Make sure safety equipment is working on your vehicle a few days before your appointment at the DMV
This would include your head lights, turn signal lights and brake lights as well as the horn.
The examiner will make sure they all work before you test. If any of these are not working you will have to reschedule your test.
Checking these out a few days before, and maybe even the night before gives you time to get them fixed before your scheduled exam.
Road test tips for preparing yourself prior to the exam.
Get a good nights sleep the night before your test especially if it is is early in the morning.
This road test tip is good for driving any time.
Driving while you are very tired even without testing can cause more driving errors. More so if you are taking a drive test.
You should be well rested before your exam.
Have a good meal before your road test.

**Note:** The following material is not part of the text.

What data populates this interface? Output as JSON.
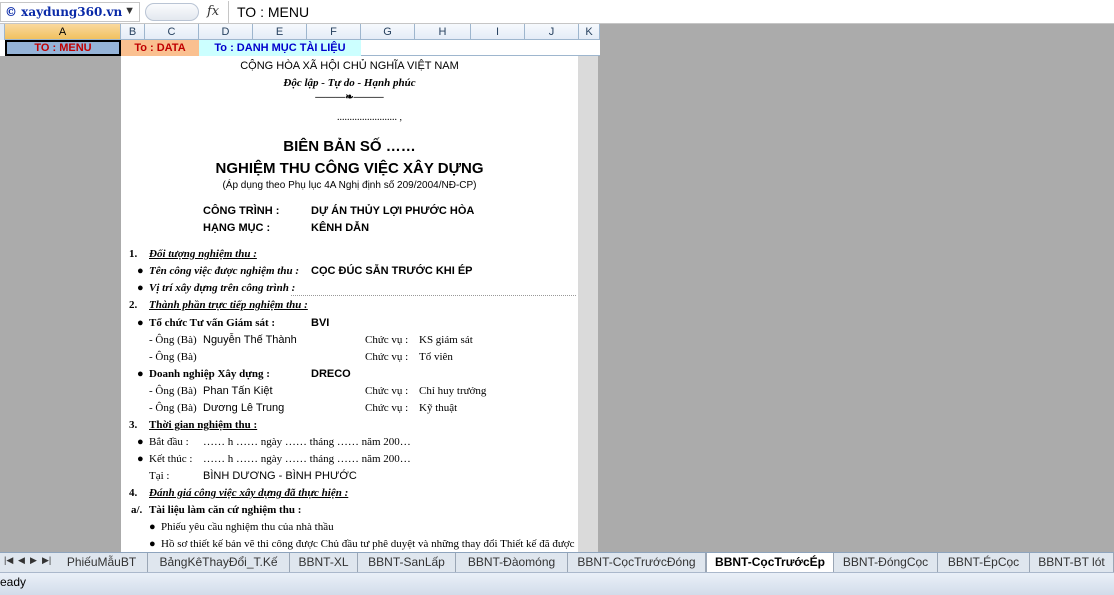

I have had more than one student who admitted they were distracted on their lesson because they hadn't eaten in a long time.
The last thing a driver being tested needs is any added distractions. Make sure it's a healthy meal too. Your body functions better on nutritious food than on junk food.
If you are feeling sick, exhausted or emotionally distracted just before your test, cancel it and take it another time.
It will be a waste of your time and money if you are charged a fee to take the driving exam, if you fail because you were not up to it emotionally or physically.
If it is raining so hard you can barley see out your wind shield or if there is heavy fog cancel your test.
The licensing office will cancel road tests for snow and ice, but not necessarily for fog or heavy rain.
That is up to you. I had a student fail her exam on a day it was raining buckets of down pour. I have no doubt she failed in large part because of the weather.
Road test tips for when taking the driving test
Don't do or say anything that may even slightly offend the examiner prior to or during your exam.
I had a student who had an examiner that was a very large person. She had trouble getting her seat belt on. My student finally asked if she wanted help with the seat belt.
This had offended her to the point that she took points off for errors she said he made that he didn't.
The examiner can find reasons to fail you even if there is no reason to. And you won't be able to argue your way out of it. So be as polite to them as possible.
Don't ask questions about the rules of the road or things you should know while driving when on the test.
I had a student ask the examiner if a signal light was red because he couldn't see it for sun glare. That question took off enough points to fail him.
That would be a legitimate question to ask your passenger while driving, but not the one testing your driving skills.
Don't be over confident of your drive skills.
This road test tip is useful even when not being tested.
If you are over confident in your driving skills you will tend to get careless and make errors you otherwise wouldn't.
Don't be under confident of your drive skills.
Under confidence means you are more nervous, not thinking as clearly causing you to make more errors in driving.
Also a drive examiner could choose not to pass you if he perceives a lack of confidence, taking this as lack of drive experience.
Don't bring attention to small mistakes you make during the test.
Your examiner might not even notice an error you know you made, but if you say "I shouldn't have done that" or something that brings attention to the error, the tester will feel compelled to take off points because you pointed out your own mistake.
Don't worry about what the tester is writing on the score sheet.
Your tester might just be writing comments without taking off points.
Worrying about what is being written is a distraction that could cause more errors. Concentrate on driving, not what the examiner is marking on the score sheet.
DMV Practice Tests DriversEd.com.
DMV Practice Tests DriversEd.com.
Collisions caused by aggressive drivers